The church, absolutism and revolution
John McManners's The French Revolution and the Church (London: SPCK, 1969) offers a clear historical account. A more sociological approach can be found in Ralph Gibson, A Social History of French Catholicism 1789–1914 (London and New York: Routledge, 1989). On the modern papacy see K. O. von Aretin, The Papacy and the Modern World (London: Weidenfeld and Nicolson, 1970); Paolo Prodi, The Papal Prince: One Body and Two Souls: The Papal Monarchy in Early Modern Europe (Cambridge: Cambridge University Press, 1987); and Owen Chadwick, The Popes and European Revolution (Oxford: Clarendon; New York: Oxford University Press, 1981)
Fortress Catholicism and liberal Catholicism
Jonathan Sperber's Popular Catholicism in Nineteenth Century Germany (Princeton, NJ: Princeton University Press, 1984) offers a portrait of fortress Catholicism on the ground. See also Mary Heimann, Catholic Devotion in Victorian England (Oxford: Clarendon; New York: Oxford University Press, 1995). The history of American Catholicism is told in Jay P. Dolan's The American Catholic Experience (Notre Dame, IN: University of Notre Dame Press, 1992). Karen Kennelly (ed.), American Catholic Women: A Historical Exploration (New York: Macmillan; London: Collier Macmillan, 1989) is a useful collection, and I have drawn on the excellent chapter on ‘Catholic Domesticity, 1860 to 1960’ by Colleen McDannell
On liberal theology see Bernard Reardon, Liberalism and Tradition: Aspects of Catholic Thought in Nineteenth-Century France (Cambridge and New York: Cambridge University Press, 1975); and Alex Vidler, A Century of Social Catholicism 1820–1920 (London: SPCK, 1964) and A Variety of Catholic Modernists (Cambridge: Cambridge University Press, 1970). On Catholic social teaching and political Catholicism, see M. P. Fogarty, Christian Democracy in Western Europe, 1820–1953 (London: Routledge and Kegan Paul, 1957)

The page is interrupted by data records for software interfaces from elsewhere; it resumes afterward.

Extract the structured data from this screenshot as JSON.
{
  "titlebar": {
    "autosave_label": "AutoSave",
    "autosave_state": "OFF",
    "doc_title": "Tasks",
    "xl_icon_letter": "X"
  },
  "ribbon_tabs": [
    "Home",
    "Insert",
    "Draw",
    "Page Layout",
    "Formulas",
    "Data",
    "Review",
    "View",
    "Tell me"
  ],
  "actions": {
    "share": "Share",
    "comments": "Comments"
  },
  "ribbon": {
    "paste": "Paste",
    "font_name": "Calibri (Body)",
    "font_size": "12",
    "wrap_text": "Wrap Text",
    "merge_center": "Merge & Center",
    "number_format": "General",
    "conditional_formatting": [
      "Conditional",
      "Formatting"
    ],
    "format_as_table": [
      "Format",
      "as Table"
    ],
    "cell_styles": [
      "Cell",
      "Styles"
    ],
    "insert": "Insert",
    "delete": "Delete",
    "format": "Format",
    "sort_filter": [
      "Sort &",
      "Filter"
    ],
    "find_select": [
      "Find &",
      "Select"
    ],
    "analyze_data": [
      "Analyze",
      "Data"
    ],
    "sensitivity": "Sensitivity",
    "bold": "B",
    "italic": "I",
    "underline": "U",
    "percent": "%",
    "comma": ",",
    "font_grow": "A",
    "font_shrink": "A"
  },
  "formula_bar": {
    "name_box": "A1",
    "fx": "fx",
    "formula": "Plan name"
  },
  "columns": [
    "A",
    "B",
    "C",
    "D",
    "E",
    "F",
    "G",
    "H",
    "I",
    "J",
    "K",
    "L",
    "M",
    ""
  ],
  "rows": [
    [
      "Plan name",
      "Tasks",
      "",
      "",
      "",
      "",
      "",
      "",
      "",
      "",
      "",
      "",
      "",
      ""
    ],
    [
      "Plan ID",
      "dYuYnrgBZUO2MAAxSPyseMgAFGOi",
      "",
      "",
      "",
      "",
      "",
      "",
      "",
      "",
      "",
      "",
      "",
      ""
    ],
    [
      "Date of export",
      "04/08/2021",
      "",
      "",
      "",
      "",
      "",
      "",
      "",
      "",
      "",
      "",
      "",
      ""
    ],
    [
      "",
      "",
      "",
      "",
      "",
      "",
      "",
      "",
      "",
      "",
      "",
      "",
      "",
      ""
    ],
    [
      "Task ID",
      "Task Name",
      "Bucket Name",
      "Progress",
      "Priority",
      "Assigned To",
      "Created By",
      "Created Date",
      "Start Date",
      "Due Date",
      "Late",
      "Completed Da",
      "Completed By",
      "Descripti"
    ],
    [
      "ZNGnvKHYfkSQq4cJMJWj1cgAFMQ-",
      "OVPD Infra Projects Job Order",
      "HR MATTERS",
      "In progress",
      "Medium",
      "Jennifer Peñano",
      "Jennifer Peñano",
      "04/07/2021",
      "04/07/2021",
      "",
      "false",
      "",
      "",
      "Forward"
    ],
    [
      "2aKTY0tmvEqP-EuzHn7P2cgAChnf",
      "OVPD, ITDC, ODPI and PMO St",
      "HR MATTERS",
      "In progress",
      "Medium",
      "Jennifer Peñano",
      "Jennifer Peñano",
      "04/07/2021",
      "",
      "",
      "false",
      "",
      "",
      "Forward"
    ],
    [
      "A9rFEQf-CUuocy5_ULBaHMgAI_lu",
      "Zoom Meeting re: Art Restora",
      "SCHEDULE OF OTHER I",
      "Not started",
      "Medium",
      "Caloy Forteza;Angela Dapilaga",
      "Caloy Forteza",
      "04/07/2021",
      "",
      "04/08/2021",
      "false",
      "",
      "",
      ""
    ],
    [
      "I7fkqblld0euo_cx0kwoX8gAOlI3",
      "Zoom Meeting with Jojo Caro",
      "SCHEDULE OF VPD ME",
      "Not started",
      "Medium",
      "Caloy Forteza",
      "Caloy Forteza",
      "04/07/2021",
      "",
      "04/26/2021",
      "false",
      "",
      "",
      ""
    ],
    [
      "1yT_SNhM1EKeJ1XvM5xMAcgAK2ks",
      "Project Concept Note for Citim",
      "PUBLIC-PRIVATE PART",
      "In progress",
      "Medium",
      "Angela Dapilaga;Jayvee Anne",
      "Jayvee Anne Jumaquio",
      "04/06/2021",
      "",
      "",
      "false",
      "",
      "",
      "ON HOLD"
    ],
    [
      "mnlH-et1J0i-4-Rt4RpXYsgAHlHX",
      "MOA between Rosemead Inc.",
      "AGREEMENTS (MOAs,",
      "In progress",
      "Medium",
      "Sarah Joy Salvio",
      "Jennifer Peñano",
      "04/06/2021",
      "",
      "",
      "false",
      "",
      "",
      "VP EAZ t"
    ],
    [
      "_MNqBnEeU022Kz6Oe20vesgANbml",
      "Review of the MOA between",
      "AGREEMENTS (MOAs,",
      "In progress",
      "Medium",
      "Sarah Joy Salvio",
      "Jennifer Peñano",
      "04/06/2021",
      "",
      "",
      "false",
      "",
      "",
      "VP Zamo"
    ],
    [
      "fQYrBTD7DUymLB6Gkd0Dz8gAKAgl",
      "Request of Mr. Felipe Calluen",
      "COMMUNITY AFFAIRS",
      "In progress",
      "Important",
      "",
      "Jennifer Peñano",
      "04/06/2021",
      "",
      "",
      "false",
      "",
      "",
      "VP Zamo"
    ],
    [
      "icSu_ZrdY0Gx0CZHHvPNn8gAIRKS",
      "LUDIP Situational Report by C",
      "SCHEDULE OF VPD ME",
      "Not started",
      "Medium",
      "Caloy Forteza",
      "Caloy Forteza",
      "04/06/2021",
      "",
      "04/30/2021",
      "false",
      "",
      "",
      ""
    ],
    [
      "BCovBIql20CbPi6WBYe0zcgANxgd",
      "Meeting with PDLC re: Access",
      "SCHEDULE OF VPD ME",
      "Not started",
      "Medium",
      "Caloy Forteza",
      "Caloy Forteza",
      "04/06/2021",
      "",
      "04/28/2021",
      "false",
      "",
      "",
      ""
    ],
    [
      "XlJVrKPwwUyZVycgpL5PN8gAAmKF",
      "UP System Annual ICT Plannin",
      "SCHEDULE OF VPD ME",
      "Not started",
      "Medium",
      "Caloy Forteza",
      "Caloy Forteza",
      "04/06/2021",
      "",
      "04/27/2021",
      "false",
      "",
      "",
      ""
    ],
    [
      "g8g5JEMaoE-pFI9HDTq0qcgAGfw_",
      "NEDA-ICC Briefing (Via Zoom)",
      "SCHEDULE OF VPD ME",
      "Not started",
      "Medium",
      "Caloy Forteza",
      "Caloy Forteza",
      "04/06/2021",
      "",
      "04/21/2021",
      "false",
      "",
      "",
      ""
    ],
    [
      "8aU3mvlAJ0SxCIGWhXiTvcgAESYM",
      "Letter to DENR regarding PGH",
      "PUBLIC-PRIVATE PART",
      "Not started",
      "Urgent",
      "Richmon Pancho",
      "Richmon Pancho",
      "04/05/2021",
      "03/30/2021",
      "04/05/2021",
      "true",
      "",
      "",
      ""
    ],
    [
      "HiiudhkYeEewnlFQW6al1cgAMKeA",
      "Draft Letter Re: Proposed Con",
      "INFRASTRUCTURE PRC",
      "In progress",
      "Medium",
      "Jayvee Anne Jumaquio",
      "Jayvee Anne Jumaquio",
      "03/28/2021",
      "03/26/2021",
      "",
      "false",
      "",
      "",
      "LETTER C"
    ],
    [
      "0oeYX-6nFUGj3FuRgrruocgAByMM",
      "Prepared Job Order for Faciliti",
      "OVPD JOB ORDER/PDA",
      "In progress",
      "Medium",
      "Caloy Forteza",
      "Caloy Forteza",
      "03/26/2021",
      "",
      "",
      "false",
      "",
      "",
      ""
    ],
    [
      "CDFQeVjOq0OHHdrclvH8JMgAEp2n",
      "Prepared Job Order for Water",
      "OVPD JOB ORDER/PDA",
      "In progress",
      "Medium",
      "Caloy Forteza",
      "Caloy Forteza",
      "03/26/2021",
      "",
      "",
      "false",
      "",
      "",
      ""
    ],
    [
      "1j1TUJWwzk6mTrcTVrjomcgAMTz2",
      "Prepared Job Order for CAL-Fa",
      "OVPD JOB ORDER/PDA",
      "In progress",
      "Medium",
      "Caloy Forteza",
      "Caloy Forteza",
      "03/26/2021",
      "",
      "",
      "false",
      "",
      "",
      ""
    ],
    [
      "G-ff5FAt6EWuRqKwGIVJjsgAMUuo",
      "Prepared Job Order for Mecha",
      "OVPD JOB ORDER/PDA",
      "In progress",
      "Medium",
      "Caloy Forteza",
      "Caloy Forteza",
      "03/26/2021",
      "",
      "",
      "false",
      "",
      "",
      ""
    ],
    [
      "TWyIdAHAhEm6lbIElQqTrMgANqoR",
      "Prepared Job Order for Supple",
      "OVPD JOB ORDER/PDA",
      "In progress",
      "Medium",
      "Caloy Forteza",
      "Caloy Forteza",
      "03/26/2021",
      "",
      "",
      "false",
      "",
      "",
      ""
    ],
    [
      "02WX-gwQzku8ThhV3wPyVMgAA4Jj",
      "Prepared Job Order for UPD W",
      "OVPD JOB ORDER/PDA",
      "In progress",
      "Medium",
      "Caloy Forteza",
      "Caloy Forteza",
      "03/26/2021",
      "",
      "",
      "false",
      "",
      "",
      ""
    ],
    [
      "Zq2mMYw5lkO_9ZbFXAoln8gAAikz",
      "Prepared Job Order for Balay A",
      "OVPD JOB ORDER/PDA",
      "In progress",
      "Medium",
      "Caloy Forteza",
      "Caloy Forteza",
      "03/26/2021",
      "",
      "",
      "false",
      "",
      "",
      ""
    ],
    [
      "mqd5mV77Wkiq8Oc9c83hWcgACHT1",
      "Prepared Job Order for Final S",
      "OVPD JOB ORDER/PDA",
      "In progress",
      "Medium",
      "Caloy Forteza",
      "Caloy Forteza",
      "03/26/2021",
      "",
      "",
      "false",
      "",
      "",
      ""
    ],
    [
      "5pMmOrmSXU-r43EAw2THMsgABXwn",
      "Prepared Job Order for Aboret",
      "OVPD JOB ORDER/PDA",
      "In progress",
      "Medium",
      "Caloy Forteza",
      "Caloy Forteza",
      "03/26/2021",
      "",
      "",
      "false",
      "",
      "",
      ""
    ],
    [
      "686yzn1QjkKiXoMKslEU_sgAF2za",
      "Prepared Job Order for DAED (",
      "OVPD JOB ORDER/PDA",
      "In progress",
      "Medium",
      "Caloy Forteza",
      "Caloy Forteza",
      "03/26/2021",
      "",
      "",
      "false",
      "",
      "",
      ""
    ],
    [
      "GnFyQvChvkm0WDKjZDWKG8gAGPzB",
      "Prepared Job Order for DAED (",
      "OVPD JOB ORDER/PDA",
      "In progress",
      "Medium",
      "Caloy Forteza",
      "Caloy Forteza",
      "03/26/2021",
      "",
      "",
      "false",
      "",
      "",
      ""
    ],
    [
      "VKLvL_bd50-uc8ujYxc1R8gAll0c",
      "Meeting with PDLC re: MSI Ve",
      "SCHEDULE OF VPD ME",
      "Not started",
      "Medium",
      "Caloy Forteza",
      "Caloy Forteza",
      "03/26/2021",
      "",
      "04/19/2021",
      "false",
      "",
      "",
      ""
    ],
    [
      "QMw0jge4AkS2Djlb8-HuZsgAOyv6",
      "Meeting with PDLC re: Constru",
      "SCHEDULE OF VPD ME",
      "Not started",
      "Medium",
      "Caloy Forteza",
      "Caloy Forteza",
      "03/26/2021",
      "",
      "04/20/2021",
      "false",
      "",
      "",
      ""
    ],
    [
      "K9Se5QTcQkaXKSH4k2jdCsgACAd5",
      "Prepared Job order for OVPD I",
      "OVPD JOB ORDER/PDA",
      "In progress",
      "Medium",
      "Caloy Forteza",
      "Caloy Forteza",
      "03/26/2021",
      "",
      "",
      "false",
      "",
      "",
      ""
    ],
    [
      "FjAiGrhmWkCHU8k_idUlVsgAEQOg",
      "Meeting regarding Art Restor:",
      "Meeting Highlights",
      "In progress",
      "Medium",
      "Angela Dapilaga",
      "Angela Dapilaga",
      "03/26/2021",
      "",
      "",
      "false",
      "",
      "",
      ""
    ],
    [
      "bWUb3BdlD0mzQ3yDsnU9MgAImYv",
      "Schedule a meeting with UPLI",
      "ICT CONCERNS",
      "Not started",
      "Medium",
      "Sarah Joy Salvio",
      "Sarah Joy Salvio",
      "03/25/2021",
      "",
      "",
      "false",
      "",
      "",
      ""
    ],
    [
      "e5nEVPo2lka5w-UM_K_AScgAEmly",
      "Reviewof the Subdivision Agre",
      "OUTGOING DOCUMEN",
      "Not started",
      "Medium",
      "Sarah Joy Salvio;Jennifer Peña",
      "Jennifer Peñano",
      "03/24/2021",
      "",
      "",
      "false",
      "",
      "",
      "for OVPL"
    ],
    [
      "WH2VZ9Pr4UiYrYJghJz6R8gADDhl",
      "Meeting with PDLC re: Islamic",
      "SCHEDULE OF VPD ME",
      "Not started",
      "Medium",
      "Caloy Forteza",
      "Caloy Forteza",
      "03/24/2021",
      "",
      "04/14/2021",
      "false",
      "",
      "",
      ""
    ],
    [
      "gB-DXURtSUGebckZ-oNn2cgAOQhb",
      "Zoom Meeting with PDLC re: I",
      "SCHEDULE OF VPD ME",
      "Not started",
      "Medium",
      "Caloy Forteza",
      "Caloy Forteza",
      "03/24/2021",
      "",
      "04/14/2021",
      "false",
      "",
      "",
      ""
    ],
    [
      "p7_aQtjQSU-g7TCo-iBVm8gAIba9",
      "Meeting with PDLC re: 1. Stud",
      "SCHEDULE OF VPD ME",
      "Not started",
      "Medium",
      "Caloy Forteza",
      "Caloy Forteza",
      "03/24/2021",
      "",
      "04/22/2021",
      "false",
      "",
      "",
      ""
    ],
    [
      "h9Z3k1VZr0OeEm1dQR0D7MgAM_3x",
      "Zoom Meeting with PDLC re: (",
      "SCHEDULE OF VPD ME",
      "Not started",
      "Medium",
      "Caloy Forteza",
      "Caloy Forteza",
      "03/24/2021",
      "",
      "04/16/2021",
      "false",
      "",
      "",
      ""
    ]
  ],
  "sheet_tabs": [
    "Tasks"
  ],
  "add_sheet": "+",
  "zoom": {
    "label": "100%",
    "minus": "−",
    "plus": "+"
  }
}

The Catholic Encyclopaedia is a useful general resource, and it is interesting to compare the current edition with earlier editions in order to see how significant the changes in Catholicism's self-presentation have been over the last century. The papal encyclicals can be found on the web at <>
Philip Walters offers a clear and helpful survey of Orthodoxy since 1453 in Adrian Hastings (ed.), A World History of Christianity (London: Cassell, 1999). Steven Runciman's The Orthodox Churches and the Secular State (Auckland: Auckland University Press; London: Oxford University Press, 1971) is an accessible short history of Orthodoxy in relation to secular power
On the recent history of the Russian Orthodox church see Jane Ellis, The Russian Orthodox Church: A Contemporary History (London: Croom Helm, 1986); and Nathaniel Davis, A Long Walk to Church (Boulder, CO: Westview, 1995). On the churches of Russia and eastern Europe under communist control see Sabrina P. Ramet's Nihil Obstat: Religion, Politics and Social Change in East-Central Europe and Russia (Durham, NC, and London: Duke University Press, 1998)
The history of Russian theology and spirituality is addressed in Georges Florovsky's Ways of Russian Theology in The Collected Works of Georges Florovsky (Belmont, MA: Nordland, 1979)